YOUR GOAL
Each line of the data that mentions the string "Lessons" needs to be identified and copied.

PROVIDED ENTRIES
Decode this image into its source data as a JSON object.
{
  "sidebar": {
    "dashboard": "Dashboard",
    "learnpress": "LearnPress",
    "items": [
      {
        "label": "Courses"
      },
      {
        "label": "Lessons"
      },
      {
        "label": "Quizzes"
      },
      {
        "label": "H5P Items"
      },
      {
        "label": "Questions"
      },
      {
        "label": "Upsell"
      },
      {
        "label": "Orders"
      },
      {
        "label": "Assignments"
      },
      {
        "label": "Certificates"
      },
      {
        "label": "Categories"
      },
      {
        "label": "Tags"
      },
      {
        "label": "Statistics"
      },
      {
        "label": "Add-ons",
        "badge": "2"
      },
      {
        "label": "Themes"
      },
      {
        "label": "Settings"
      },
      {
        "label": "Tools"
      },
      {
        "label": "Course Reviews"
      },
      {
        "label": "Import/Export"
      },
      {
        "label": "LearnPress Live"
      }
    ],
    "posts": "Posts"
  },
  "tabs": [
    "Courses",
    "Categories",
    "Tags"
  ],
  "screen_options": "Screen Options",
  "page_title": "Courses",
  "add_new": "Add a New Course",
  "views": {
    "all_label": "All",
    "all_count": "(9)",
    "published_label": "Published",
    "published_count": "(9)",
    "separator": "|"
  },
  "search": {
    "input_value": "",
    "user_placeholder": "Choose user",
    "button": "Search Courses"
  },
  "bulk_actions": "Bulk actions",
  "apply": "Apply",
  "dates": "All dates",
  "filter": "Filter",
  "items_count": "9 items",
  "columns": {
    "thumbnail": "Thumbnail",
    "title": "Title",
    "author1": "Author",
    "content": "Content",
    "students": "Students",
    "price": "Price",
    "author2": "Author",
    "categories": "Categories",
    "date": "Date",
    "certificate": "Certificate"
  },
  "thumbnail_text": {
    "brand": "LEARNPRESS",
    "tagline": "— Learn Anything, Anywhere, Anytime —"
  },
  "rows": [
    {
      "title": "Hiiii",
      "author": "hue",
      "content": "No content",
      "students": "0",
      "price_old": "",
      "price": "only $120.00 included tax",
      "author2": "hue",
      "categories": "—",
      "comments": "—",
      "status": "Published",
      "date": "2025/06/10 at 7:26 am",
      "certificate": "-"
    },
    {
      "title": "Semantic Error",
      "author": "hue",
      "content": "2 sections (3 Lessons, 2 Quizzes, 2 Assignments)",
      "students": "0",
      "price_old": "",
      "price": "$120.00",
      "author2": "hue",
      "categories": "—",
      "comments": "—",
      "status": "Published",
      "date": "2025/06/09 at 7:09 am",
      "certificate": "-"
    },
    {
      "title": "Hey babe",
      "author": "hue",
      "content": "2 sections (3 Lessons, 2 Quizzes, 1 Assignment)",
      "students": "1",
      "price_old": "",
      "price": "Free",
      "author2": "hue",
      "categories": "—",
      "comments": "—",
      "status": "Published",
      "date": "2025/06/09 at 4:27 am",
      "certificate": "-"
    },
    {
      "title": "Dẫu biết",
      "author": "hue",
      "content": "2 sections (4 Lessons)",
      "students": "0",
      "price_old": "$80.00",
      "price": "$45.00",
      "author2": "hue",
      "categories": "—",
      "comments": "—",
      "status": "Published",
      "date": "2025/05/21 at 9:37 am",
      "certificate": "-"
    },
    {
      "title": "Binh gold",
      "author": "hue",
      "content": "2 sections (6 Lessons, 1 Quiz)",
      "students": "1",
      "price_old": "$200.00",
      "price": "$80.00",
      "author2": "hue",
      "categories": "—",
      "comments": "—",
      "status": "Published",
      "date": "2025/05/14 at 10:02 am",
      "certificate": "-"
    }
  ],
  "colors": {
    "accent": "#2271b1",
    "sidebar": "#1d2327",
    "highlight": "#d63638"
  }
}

EXERCISE RESULT
        "label": "Lessons"
      "content": "2 sections (3 Lessons, 2 Quizzes, 2 Assignments)",
      "content": "2 sections (3 Lessons, 2 Quizzes, 1 Assignment)",
      "content": "2 sections (4 Lessons)",
      "content": "2 sections (6 Lessons, 1 Quiz)",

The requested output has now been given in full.